What is Concrete Maturity?
The maturity method or ASTM C1074: Standard Practice for Estimating Concrete Strength by the Maturity Method, is a non-destructive testing technique. This method allows you to estimate the early-age and compressive strength of in-place concrete in real-time. It is based on the principle that concrete strength is directly related to its hydration temperature history. In other words, maturity is a value that represents the progression of concrete curing. A mix calibration is required to implement this concept in a project. The goal of the calibration is to determine a relationship between maturity and strength for a specific mix. This method allows you to eliminate field-cured cylinder testing and switch to wireless sensors for both temperature and strength monitoring. Wireless sensors, like SmartRock™ are placed within the concrete formwork, secured on the rebar, before pouring. Temperature data is collected by the sensor and uploaded to any smart device within an app using a wireless connection. This information is then used to calculate the compressive strength of the in-situ concrete element based on the maturity equation that is set up in the app. This strength data is considered to be very accurate and reliable as the sensors are subject to the same curing conditions as the in-situ concrete slab.
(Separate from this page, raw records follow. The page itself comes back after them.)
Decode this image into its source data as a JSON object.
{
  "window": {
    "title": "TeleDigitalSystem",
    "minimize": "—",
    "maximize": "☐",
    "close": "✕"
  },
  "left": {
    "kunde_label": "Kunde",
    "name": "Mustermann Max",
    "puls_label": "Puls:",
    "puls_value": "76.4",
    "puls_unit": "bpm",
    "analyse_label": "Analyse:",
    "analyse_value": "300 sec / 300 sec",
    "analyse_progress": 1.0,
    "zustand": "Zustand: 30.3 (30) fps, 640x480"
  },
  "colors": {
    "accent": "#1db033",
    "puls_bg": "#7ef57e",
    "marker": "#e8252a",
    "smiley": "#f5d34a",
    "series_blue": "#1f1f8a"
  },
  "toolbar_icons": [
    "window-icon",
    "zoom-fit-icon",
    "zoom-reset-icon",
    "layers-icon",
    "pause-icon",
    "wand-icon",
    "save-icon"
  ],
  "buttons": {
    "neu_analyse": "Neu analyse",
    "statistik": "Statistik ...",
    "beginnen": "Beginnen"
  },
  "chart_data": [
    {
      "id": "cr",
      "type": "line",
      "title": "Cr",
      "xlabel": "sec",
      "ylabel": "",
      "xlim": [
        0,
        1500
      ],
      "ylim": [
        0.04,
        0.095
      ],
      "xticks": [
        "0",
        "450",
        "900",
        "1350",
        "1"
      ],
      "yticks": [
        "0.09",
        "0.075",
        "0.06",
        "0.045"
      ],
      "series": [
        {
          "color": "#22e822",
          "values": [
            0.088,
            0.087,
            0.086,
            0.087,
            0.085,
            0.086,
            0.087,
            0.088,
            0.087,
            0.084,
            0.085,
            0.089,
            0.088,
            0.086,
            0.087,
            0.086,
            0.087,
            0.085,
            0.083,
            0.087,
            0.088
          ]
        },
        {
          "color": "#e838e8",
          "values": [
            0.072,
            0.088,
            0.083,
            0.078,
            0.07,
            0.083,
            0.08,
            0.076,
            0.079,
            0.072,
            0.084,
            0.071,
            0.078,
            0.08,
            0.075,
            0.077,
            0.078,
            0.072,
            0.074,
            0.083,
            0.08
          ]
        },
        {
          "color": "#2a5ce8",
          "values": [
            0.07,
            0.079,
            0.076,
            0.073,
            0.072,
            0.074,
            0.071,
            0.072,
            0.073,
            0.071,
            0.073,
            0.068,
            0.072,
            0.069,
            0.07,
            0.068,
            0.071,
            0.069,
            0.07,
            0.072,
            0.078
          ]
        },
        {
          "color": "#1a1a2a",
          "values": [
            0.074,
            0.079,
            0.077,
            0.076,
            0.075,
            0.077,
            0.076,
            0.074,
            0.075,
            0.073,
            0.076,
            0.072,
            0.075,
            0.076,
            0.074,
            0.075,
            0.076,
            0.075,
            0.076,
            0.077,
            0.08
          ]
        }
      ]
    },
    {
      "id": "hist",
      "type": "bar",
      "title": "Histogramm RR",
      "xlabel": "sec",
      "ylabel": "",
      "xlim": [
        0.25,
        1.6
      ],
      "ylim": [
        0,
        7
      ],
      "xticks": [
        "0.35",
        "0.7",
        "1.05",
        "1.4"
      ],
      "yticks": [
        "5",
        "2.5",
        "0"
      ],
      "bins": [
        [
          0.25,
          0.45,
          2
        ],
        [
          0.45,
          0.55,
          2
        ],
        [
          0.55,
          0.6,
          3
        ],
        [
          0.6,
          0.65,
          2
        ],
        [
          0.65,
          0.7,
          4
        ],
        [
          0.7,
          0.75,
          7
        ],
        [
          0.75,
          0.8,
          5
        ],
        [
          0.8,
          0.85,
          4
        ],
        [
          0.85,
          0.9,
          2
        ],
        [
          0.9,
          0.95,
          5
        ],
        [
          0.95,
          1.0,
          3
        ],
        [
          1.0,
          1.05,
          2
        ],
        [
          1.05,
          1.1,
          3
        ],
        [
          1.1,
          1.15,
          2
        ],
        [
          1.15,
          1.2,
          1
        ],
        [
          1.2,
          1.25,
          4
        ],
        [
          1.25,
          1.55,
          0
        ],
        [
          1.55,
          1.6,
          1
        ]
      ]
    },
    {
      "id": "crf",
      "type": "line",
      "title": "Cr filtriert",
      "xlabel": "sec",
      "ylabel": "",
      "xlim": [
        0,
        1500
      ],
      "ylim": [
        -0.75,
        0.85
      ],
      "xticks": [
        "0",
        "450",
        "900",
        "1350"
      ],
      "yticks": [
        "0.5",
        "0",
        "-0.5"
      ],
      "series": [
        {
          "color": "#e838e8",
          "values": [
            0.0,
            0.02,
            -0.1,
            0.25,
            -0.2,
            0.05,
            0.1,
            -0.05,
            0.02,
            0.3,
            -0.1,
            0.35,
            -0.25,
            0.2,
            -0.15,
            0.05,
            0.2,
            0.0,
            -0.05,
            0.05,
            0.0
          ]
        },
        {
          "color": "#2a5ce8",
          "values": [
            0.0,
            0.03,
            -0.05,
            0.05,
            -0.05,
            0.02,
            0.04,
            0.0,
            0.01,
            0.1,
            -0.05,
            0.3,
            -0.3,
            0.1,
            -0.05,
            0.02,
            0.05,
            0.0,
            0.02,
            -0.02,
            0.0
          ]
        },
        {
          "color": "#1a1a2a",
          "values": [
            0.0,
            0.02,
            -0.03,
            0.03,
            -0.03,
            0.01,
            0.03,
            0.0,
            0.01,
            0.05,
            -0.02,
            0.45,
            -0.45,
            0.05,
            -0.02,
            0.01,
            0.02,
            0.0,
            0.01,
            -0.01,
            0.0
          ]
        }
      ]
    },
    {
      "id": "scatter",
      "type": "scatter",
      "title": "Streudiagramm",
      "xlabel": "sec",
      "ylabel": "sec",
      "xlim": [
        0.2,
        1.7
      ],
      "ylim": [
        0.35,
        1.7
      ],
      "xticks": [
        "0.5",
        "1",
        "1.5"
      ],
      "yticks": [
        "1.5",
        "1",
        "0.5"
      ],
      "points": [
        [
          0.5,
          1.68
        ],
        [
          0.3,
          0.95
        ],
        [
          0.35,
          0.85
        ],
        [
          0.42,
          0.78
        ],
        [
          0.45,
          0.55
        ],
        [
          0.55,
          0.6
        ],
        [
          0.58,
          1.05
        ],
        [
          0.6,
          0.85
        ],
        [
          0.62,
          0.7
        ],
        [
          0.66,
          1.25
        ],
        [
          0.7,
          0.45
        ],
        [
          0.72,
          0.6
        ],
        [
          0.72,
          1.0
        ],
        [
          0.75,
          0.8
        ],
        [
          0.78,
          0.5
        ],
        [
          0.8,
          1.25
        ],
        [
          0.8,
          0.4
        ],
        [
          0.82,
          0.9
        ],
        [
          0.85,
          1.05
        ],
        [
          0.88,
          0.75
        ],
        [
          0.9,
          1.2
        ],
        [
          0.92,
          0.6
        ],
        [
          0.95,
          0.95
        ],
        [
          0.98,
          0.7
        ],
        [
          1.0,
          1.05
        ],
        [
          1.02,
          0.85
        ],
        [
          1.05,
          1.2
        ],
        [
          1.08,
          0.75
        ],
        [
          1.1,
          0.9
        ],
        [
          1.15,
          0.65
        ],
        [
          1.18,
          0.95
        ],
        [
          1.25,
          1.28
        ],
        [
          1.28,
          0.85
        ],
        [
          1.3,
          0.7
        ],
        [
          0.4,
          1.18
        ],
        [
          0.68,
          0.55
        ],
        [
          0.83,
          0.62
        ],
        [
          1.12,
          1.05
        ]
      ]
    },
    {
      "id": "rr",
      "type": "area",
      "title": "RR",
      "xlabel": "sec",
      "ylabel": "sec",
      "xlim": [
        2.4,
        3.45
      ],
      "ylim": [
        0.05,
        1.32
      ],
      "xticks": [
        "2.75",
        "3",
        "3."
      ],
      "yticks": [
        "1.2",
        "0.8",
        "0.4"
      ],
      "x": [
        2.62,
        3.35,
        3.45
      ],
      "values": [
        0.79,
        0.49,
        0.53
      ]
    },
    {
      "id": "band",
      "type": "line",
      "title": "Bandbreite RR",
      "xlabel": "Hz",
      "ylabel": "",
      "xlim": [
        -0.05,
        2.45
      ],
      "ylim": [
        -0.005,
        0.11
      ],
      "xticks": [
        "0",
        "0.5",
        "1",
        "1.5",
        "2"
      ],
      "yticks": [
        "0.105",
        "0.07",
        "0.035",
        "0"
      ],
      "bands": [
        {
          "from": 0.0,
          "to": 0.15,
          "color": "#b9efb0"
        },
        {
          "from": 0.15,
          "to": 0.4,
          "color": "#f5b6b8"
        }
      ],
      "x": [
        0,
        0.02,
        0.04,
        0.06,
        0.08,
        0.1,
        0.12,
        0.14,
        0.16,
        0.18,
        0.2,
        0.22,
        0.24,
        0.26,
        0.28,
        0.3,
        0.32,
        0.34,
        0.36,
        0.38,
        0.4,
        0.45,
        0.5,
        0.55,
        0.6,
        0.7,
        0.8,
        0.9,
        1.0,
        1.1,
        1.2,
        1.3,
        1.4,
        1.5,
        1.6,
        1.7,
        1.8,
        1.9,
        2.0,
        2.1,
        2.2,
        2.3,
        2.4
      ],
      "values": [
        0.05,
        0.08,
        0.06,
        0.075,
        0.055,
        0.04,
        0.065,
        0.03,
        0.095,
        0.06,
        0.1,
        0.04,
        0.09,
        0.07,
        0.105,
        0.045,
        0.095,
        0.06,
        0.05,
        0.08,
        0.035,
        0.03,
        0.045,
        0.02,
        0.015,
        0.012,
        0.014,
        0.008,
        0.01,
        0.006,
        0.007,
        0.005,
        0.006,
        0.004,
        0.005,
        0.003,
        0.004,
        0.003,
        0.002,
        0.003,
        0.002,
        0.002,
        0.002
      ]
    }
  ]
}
Using Wireless Concrete Maturity Sensors to Measure Strength
When you use SmartRock™ on your jobsite, you get temperature and strength data uploaded on your mobile device every 15 minutes. This is done using a wireless signal, meaning you have to be onsite to collect this information. However, it is much easier than having to search for wires under blankets to collect data with a logger, if you were to use wired sensors. This also improves safety standards on your site as wires won’t get in the way of other operations.
Equipped with real-time results, contractors can improve the heating process, decrease energy costs, and save time in their project schedule by knowing when to move on to subsequent construction operations, such as; formwork removal or post-tensioning.
The Problem of Tendon Deterioration
One of the biggest worries when tensioning is the possibility of corrosion. Though post-tensioned tendons are encased in protective materials, water and salts can still get in if the anchors of the steel tendons are not properly protected. This problem becomes more severe in cold weather conditions when de-icing salts are used and more moisture is in the air. The acceleration of corrosion results in a reduced service life of the structure.
Repair, Rehabilitation, & Strengthening of Tendons
The strength and serviceability of a structure that has experienced deterioration can be difficult to repair. External post-tensioning can be used to increase and/or restore the load capacity of the structure. This can be done using steel or concrete beams. Repairs should be performed as required to maintain the structure and assure it is in a safe and serviceable condition. The most effective way to manage deterioration of a structure is to keep up with its maintenance. This includes practices to limit moisture and ensure adequate drainage and waterproofing by protecting expansion joints and seals. Furthermore, replacing deteriorated grout plugs and implementing protocols to prevent mechanical damage to tendons ensures the longevity of the structure. If deterioration has already begun in the post-tensioned structure, techniques such as tendon drying, re-greasing, injecting with an epoxy resin, and cathodic protection of anchorages can be introduced to limit further progression.